> **Task details**
Which of the lines below hold "state"? Please return each one.

Saved data entries:

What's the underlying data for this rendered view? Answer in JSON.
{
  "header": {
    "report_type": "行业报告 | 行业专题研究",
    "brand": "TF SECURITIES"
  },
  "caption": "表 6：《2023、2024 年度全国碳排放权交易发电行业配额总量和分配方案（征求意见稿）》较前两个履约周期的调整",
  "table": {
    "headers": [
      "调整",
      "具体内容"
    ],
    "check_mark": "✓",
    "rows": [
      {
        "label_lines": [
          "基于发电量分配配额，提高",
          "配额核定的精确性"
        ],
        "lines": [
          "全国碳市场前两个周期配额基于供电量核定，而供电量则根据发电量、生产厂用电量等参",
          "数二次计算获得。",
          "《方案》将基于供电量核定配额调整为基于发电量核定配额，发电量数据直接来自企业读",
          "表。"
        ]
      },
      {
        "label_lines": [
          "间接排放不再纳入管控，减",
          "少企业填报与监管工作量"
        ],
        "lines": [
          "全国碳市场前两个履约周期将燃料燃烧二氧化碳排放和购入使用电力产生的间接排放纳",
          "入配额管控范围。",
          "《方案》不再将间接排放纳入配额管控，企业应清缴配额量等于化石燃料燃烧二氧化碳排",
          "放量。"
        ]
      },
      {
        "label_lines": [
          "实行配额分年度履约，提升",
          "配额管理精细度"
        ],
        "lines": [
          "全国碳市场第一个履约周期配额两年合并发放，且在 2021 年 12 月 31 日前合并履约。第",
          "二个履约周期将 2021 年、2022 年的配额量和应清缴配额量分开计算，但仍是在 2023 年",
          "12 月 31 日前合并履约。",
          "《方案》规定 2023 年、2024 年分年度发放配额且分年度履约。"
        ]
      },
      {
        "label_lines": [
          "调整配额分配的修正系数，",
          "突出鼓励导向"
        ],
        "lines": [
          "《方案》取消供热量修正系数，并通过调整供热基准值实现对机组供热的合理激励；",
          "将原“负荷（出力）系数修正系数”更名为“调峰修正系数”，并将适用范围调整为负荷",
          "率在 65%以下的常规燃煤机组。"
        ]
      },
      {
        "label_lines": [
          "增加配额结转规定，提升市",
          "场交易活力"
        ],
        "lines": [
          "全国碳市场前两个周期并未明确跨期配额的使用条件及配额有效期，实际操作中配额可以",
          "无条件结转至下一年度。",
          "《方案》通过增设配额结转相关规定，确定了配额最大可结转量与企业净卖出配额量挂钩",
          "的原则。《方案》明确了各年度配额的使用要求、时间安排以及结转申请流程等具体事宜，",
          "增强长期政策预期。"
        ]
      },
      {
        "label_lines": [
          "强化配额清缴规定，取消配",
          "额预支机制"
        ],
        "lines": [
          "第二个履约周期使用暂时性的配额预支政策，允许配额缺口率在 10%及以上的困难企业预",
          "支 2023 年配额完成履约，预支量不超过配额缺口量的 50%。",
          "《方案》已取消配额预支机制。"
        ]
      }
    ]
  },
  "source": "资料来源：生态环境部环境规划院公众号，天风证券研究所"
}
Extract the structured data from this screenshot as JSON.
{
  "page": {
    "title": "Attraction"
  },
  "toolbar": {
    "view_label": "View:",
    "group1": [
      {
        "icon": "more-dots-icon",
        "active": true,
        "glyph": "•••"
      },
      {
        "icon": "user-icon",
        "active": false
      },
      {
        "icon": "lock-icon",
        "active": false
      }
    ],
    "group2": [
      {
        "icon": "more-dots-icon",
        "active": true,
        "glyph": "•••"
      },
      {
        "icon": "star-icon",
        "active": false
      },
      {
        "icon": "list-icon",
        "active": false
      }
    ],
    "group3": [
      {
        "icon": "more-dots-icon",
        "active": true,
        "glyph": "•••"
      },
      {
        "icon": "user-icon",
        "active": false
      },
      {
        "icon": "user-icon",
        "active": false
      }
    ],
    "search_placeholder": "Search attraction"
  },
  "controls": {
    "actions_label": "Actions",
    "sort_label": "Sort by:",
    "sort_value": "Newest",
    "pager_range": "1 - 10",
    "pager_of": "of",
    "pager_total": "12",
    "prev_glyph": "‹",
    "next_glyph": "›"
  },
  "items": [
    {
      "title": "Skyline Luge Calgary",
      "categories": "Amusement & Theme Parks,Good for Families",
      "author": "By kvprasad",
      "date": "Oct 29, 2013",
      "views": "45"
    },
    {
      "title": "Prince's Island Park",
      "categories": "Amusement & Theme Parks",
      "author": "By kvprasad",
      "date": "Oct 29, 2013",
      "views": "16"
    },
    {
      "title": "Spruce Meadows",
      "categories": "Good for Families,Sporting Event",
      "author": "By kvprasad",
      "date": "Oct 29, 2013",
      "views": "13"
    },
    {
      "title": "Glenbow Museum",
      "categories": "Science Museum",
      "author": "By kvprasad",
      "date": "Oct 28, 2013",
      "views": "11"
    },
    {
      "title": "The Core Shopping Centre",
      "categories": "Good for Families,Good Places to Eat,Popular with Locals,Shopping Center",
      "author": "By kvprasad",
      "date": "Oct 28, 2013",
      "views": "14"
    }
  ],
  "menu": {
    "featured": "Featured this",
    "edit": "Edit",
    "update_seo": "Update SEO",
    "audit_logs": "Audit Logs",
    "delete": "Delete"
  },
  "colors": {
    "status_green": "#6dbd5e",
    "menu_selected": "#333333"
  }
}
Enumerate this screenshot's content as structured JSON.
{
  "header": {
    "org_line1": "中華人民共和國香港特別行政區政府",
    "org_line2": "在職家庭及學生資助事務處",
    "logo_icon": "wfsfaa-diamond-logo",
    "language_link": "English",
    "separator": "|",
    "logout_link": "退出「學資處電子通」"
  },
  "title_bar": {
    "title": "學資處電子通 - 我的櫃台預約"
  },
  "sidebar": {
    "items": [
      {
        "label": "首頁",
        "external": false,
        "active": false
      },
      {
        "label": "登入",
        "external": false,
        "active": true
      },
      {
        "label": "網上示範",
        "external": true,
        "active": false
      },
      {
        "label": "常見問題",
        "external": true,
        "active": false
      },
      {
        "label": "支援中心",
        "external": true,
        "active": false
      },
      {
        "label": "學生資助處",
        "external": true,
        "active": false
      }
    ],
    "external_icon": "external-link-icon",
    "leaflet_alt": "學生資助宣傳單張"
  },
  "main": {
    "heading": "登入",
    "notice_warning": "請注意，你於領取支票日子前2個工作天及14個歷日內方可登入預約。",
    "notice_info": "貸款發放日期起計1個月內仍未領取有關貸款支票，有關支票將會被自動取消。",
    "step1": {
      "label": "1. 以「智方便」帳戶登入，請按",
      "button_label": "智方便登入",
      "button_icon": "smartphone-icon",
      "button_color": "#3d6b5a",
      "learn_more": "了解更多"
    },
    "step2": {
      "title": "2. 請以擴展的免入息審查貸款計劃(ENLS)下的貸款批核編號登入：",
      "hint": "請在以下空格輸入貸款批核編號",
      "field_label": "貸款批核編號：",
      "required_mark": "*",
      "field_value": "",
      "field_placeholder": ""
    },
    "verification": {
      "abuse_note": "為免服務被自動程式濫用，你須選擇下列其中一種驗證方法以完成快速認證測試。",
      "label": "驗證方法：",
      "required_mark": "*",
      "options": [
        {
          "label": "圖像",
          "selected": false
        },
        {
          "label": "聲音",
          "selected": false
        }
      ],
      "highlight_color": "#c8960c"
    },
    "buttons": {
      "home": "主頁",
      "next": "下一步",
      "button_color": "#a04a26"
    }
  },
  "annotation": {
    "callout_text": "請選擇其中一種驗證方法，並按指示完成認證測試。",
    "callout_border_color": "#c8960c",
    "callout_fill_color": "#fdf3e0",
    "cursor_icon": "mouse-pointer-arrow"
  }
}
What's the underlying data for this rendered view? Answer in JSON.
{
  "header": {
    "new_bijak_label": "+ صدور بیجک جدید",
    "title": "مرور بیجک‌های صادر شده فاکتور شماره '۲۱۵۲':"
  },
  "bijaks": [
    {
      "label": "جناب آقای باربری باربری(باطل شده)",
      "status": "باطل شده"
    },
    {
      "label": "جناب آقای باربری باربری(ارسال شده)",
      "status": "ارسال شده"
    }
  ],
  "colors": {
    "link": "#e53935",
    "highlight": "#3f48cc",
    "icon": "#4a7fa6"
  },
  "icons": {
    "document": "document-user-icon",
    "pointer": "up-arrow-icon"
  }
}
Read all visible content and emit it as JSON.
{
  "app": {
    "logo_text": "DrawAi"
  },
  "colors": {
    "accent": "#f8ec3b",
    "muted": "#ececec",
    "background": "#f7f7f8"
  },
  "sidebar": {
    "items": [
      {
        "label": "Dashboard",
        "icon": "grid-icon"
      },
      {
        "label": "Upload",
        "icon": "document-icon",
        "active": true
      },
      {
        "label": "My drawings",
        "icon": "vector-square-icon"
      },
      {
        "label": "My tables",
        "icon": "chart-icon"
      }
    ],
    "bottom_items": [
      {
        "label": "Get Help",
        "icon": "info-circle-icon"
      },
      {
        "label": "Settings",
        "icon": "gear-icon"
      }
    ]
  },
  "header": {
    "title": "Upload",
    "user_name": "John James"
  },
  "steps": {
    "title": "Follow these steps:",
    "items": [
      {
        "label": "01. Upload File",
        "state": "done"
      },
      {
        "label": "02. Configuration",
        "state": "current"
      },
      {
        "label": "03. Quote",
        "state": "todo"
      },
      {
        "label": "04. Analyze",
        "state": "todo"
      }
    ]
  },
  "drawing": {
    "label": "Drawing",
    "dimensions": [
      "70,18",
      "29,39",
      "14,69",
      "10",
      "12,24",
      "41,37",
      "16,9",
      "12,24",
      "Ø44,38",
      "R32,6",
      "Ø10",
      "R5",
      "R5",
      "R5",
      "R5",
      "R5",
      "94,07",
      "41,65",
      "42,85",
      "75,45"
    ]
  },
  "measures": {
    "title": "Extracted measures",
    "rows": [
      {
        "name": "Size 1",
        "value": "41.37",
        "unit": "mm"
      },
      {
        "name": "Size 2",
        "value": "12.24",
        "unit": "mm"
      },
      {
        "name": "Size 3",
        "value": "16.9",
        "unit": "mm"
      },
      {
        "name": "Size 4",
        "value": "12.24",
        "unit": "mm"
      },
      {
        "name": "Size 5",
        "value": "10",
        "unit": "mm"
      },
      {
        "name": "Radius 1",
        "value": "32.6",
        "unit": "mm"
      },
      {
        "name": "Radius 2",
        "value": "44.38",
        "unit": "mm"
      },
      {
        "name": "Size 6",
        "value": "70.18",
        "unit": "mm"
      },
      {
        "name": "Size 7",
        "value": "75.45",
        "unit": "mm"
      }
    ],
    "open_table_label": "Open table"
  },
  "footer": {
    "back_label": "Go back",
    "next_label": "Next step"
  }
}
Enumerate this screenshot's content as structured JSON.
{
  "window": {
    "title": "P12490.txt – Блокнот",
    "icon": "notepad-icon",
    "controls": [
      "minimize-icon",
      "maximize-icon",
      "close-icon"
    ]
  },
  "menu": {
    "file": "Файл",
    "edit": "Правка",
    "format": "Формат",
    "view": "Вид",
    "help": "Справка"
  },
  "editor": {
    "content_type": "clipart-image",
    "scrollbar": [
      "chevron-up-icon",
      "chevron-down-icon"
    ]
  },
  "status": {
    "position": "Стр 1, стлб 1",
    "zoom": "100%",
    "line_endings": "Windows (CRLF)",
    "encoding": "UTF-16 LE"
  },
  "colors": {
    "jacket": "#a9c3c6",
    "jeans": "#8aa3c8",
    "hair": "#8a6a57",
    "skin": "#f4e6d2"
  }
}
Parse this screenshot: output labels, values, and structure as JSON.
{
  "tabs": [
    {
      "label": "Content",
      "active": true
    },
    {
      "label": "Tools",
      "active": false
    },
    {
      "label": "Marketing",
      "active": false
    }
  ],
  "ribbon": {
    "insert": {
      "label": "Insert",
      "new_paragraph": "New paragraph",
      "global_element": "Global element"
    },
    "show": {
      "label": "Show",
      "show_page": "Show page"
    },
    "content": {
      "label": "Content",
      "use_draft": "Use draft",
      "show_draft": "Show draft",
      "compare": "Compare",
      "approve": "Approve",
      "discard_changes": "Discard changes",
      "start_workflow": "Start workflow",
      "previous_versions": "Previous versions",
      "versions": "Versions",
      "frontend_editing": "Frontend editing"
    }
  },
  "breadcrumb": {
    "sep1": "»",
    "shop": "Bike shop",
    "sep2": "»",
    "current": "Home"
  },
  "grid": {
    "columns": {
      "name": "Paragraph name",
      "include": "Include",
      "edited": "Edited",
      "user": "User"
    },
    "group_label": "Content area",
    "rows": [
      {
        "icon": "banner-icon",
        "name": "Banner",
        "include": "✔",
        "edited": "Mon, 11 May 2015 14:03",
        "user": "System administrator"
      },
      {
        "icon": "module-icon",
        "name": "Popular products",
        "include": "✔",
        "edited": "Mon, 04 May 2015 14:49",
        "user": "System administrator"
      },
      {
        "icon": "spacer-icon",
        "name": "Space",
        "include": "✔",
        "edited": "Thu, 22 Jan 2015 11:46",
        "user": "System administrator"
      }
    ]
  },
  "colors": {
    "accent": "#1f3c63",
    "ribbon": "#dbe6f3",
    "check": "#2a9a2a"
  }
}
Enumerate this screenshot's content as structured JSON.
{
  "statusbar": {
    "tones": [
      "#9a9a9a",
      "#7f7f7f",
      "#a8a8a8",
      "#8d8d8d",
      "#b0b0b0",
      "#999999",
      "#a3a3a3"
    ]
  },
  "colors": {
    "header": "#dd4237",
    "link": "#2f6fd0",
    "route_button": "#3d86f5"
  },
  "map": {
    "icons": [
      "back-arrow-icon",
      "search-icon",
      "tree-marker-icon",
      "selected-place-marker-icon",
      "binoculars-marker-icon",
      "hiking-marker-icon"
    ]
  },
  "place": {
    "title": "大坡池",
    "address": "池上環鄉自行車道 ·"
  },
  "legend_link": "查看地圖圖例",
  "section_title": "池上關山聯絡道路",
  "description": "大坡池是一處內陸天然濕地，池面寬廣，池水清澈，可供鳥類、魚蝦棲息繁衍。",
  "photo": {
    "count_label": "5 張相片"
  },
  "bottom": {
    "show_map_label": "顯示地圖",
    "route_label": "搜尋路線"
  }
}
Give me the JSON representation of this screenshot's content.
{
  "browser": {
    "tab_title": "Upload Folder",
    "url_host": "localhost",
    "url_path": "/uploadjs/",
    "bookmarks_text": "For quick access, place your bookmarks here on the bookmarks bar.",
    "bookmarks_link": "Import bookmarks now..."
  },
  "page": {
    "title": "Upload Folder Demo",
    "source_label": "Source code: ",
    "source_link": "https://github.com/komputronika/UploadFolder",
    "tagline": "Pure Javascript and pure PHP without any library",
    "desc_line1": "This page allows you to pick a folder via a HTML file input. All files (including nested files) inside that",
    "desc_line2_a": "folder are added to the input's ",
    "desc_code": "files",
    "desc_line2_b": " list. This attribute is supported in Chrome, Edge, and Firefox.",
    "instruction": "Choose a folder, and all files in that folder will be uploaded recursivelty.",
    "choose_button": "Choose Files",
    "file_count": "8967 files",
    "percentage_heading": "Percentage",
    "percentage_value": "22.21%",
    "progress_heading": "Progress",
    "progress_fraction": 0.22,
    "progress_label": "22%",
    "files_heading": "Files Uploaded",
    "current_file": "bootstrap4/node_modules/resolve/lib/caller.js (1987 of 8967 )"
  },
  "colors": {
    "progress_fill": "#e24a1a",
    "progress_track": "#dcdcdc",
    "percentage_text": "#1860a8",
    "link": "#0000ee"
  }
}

> **Answer for the task**
        "state": "done"
        "state": "current"
        "state": "todo"
        "state": "todo"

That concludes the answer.